10th October 2005

Elderly people with mental health issues are being discriminated against and face poor services, according to a new report from a leading mental health charity.

Released by Mind for World Mental Health Day, the survey highlights cut-off services, a lack of treatment choice, age discrimination by GPs and the high rate of suicide experienced by older people.

Researching into older people's experiences of mental health services, the report also shows that the NSF for Older People, who is responsible for dealing with those over 65, does not meet mental health requirements mainly due to lack of ring-fenced funds.

The report said the current funding situation meant older people's mental health needs were not being dealt with.

It revealed access to services was currently difficult and said there is a complete lack of mental health promotion activity for the over-65 age group.

One major promotional flaw was the lack of suicide prevention for older people, with the Government's NSF for Older People not even mentioning suicide - despite one-third of all self-deaths occurring in the over-55 age group.

Richard Brook, chief executive of Mind, said: "Access all ages highlights the shameful neglect of this vulnerable and often isolated group of people. The sudden removal of services and treatment at the age of 65 clearly causes great distress to many people - this unfair discrimination must be removed.

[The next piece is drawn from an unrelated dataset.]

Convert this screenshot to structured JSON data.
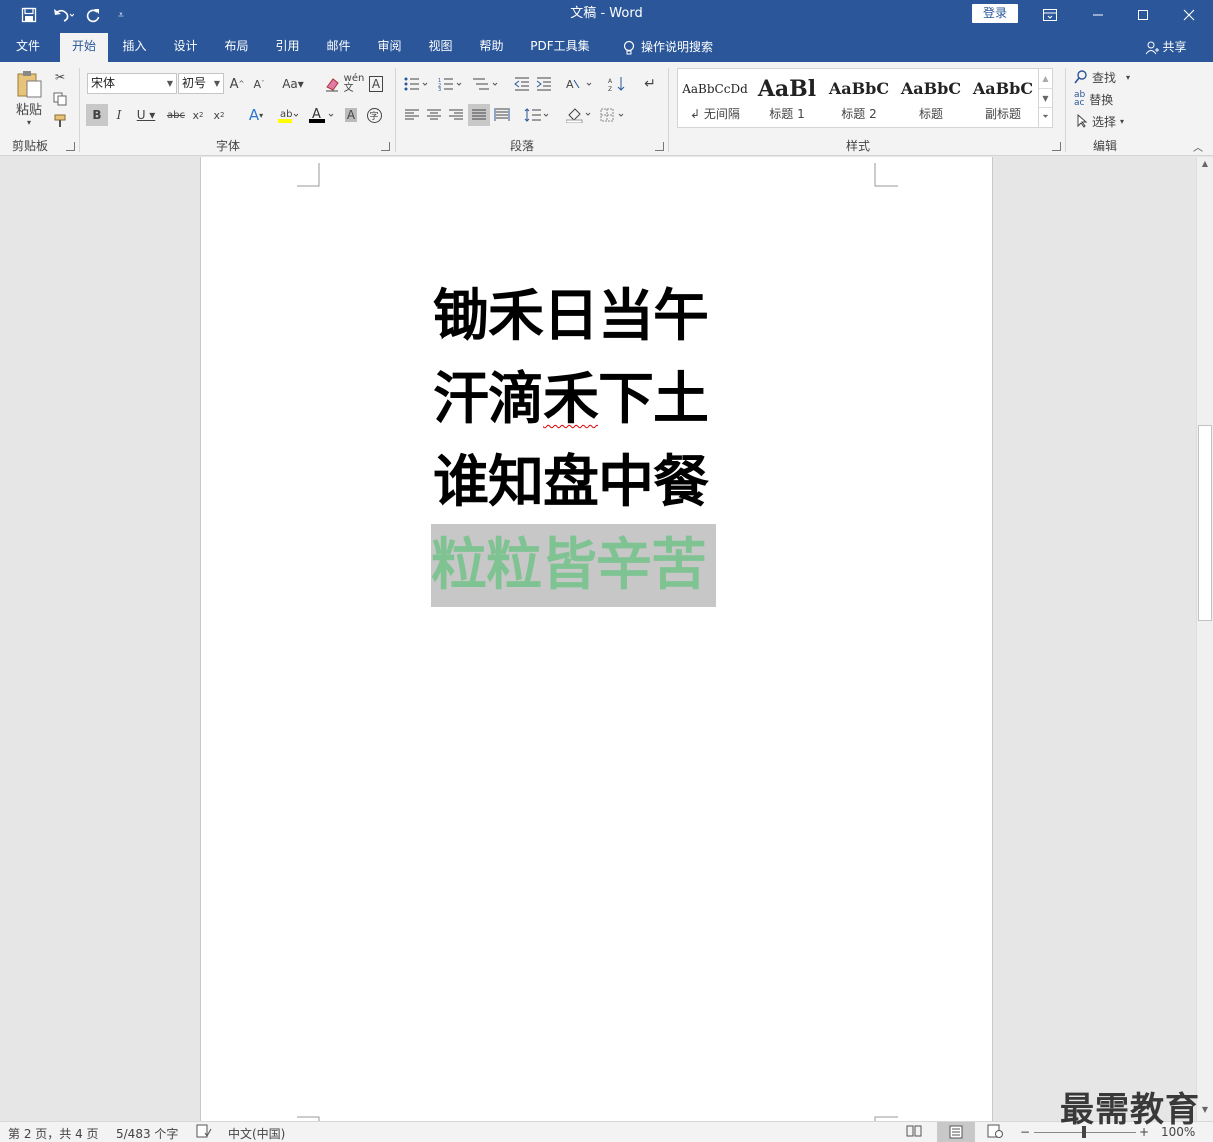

"Some GPs provide excellent support to older people, but too many health professionals do not yet receive the training to identify and deal with the growing mental health problems older people face. And it is crucial that for them, just like anyone else, treatment choice should be a right, not a gamble."